The Christmas Tree R&P Program operates as the Christmas Tree Promotion Board (also known as the Real Christmas Tree Board).  The purpose of the program is to expand the market and uses of fresh-cut Christmas trees. An assessment on producers and importers of fresh cut Christmas trees finances the program, which is administered by the Christmas Tree Promotion Board, under AMS oversight. The initial assessment rate is $0.15 per Christmas tree cut and sold domestically or imported into the United States. Entities that produce or import fewer than 500 Christmas trees annually are exempt.

The assessment rate can be increased or decreased no more than 2 cents per Christmas tree during the fiscal period.  The assessment rate cannot exceed 20 cents per tree. 

The Board’s assessments are used for promotion, research and industry information projects to help increase the demand for Christmas trees.  The Board reimburses the Federal government for the cost of implementing and administering the program.

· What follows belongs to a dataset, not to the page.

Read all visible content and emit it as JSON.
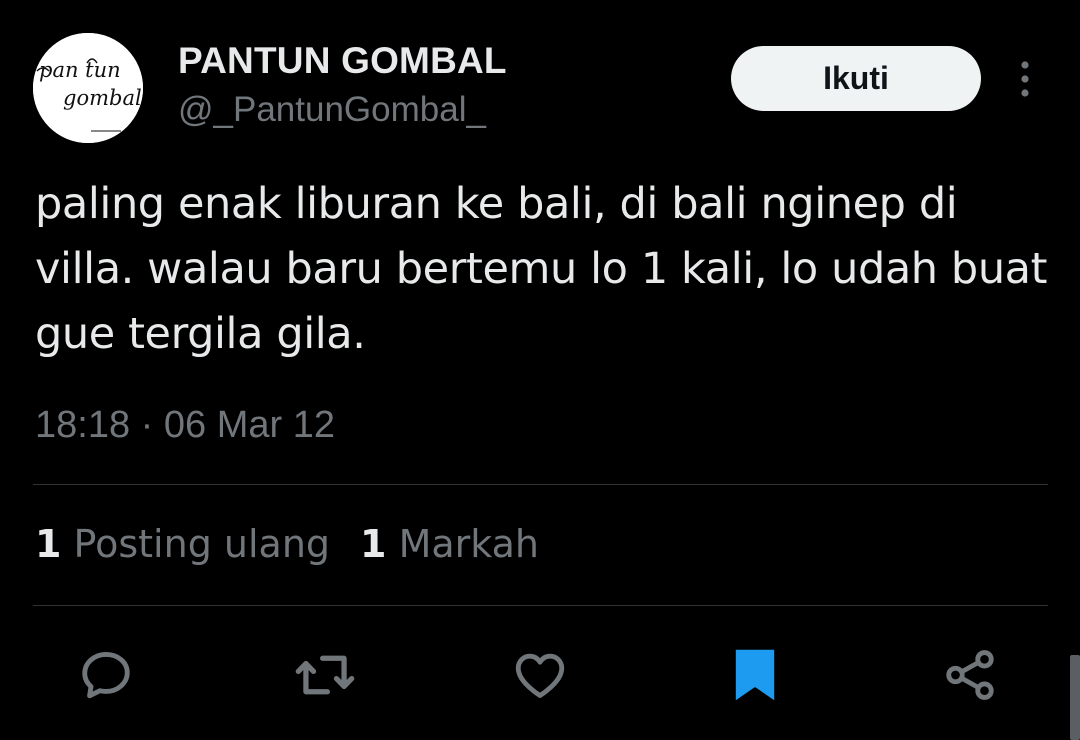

In November 2011, AMS issued the Christmas Tree Promotion, Research, and Information Order, which created the program under the authority of the Commodity Promotion, Research, and Information Act of 1996 (pdf).  The effective date of the order, however, was delayed until April 8, 2014. View the Christmas Tree Promotion, Research and Consumer Information Order Federal Register History.

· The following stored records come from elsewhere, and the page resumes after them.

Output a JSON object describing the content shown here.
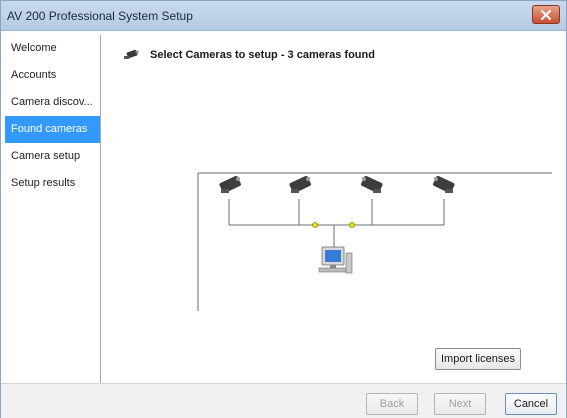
{
  "window": {
    "title": "AV 200 Professional System Setup"
  },
  "sidebar": {
    "items": [
      {
        "label": "Welcome",
        "active": false
      },
      {
        "label": "Accounts",
        "active": false
      },
      {
        "label": "Camera discov...",
        "active": false
      },
      {
        "label": "Found cameras",
        "active": true
      },
      {
        "label": "Camera setup",
        "active": false
      },
      {
        "label": "Setup results",
        "active": false
      }
    ]
  },
  "main": {
    "heading": "Select Cameras to setup - 3 cameras found",
    "import_label": "Import licenses"
  },
  "footer": {
    "back_label": "Back",
    "next_label": "Next",
    "cancel_label": "Cancel"
  },
  "colors": {
    "active_bg": "#3399ff",
    "titlebar": "#c9daee",
    "close": "#c74f33"
  }
}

Organizational Structure

The Board is composed of 12 members appointed by the Secretary of Agriculture.  Of the 12, 11 are producers and one is an  importer.  The 11 domestic seats are allocated between three regions within the United States: Region #1 - Western Region (5 seats); the Region #2 - Central Region (2 seats); and Region #3 - Eastern Region (4 seats).  The Board’s composition may change periodically to reflect geographic shifts in volume.  

Visit the Christmas Tree Board website >

View the current list of board members.

AMS Policy on Board Diversity:   AMS policy is that the diversity of the board should reflect the diversity of their industries in experience of members, methods of production and distribution, marketing strategies, and other distinguishing factors that will bring different perspectives and ideas to the table. When submitting nominations, the industry must consider the diversity of the population served and the knowledge, skills, and abilities of the members to serve a diverse population.

Organic Assessment Exemption

R&P programs allow persons that produce, handle, market, process, manufacture, feed or import “organic” and “100 percent organic” products to be exempt from paying assessments regardless of whether they are a “split” operation.